It was a crisp night, and the red and white lights were twinkling in the darkness. The sound of horns played in the background. It should have been a joyous celebration -- the lighting of the National Christmas Tree [Metro, Dec. 2] -- but it wasn't. The lights and horns were not Christmas lights and trumpets, but the brake lights and horns of thousands of cars and drivers stuck in the gridlock that ensued from about 5 p.m. until just shy of 8 p.m.
And we are worried about terrorists? We can't even handle the simple flipping of a switch to light a Christmas tree.
As I sat for two hours in traffic on Dec. 1, the night of the Christmas tree lighting, I wondered why this gridlock is repeated every year.
We know when the tree will be lighted.

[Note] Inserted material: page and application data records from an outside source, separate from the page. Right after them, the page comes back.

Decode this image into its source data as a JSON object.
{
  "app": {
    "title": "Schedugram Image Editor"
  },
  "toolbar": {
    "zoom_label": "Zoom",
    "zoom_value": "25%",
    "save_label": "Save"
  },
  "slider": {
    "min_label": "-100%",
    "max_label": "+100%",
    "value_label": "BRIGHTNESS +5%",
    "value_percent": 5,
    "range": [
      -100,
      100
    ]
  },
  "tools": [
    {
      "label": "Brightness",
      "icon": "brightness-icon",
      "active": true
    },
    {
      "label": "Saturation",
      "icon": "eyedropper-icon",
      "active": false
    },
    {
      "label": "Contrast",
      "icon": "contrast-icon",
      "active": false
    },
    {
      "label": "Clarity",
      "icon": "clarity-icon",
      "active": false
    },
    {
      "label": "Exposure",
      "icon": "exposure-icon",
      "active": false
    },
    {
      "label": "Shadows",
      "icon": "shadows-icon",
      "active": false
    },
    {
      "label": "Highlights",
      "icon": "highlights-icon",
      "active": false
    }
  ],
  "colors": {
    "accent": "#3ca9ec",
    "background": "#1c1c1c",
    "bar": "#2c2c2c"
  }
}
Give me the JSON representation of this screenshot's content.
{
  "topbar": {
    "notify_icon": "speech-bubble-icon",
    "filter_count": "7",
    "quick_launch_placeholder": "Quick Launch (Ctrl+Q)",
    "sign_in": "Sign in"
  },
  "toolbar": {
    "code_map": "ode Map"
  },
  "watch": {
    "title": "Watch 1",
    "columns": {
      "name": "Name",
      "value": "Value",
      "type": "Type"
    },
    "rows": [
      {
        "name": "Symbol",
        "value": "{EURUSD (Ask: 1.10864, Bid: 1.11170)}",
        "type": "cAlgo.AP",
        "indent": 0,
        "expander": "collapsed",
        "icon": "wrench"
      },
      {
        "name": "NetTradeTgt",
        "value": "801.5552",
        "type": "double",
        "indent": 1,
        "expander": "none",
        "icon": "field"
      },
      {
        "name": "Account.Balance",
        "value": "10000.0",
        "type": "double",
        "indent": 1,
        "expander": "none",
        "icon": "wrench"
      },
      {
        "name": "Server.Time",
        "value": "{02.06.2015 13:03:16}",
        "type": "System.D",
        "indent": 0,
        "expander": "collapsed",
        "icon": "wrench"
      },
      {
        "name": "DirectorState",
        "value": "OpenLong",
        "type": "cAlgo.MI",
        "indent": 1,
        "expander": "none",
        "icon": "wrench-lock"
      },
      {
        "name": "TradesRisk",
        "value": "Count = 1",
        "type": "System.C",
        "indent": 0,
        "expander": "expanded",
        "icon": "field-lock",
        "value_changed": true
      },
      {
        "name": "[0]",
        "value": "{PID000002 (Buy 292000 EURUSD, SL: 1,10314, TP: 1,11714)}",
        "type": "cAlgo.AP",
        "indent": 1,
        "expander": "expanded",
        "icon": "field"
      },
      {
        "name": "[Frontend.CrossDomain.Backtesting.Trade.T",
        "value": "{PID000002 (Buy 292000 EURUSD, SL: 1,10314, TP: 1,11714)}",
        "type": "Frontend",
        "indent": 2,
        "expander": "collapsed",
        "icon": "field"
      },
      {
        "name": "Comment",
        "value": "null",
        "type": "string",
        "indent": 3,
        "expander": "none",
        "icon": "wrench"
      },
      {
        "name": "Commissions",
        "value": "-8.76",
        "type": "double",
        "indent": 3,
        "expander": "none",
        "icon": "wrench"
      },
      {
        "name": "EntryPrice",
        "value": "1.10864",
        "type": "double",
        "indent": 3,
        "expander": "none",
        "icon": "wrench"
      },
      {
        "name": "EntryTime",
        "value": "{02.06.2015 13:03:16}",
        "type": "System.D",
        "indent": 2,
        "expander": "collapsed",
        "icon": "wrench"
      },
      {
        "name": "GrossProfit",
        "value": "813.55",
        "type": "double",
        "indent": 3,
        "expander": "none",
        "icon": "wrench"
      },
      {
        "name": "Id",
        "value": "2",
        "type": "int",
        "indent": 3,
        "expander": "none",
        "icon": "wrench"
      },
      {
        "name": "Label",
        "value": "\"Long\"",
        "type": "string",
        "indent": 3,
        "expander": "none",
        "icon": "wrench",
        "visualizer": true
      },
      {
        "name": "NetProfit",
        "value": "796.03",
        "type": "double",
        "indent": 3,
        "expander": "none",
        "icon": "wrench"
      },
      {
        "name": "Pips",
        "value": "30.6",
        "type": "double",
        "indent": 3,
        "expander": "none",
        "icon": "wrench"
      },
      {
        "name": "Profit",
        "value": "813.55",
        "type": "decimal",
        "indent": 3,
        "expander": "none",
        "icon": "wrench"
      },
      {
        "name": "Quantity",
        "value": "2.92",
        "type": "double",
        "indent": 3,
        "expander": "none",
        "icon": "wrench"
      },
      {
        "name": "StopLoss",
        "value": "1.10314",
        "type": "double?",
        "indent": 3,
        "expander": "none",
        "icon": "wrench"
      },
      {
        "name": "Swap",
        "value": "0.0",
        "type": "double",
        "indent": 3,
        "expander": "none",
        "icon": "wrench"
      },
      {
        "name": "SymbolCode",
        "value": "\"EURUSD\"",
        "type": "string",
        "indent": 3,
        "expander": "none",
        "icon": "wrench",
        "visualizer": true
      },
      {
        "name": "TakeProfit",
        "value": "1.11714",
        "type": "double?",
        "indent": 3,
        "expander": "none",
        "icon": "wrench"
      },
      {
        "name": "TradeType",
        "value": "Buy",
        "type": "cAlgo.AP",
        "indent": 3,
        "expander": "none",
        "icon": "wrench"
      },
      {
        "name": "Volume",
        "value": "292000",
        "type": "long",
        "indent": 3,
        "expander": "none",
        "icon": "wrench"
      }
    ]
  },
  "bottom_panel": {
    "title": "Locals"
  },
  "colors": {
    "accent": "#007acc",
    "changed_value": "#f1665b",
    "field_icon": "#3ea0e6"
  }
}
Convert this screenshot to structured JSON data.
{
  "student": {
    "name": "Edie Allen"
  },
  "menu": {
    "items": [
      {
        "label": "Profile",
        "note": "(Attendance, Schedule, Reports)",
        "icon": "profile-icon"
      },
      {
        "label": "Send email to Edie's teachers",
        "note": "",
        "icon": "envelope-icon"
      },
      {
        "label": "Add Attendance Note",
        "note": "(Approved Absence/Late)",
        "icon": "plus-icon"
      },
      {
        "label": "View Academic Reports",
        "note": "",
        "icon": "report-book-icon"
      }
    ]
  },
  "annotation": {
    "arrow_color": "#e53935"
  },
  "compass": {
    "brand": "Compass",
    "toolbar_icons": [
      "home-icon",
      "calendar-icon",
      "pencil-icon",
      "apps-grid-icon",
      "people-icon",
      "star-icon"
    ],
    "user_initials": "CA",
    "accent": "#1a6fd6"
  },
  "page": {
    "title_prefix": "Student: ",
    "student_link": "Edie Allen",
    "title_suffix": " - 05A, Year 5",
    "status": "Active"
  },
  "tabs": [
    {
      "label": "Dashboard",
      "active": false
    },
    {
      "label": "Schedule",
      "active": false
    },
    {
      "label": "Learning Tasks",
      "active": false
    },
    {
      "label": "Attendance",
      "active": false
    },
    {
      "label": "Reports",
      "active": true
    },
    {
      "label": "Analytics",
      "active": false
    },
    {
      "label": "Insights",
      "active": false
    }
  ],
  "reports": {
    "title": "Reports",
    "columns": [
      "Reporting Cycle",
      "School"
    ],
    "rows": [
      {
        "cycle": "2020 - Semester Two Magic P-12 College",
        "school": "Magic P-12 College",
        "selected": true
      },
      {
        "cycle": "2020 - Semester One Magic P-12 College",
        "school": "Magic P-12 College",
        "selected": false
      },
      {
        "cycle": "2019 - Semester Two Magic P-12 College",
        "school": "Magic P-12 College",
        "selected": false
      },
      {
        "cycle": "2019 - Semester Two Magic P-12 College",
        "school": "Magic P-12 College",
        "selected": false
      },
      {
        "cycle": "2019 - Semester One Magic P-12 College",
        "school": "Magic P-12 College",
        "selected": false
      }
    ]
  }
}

We know that it will occur at evening rush hour, yet as I got on a bus at 6:10 p.m., the traffic cops were absent from K Street and Connecticut Avenue NW.
When I finally made it home at 8 p.m. (the trip usually takes 30 minutes), I decided to write The Post and ask: Why can't the District manage downtown traffic better, especially when it knows the schedule of a major event?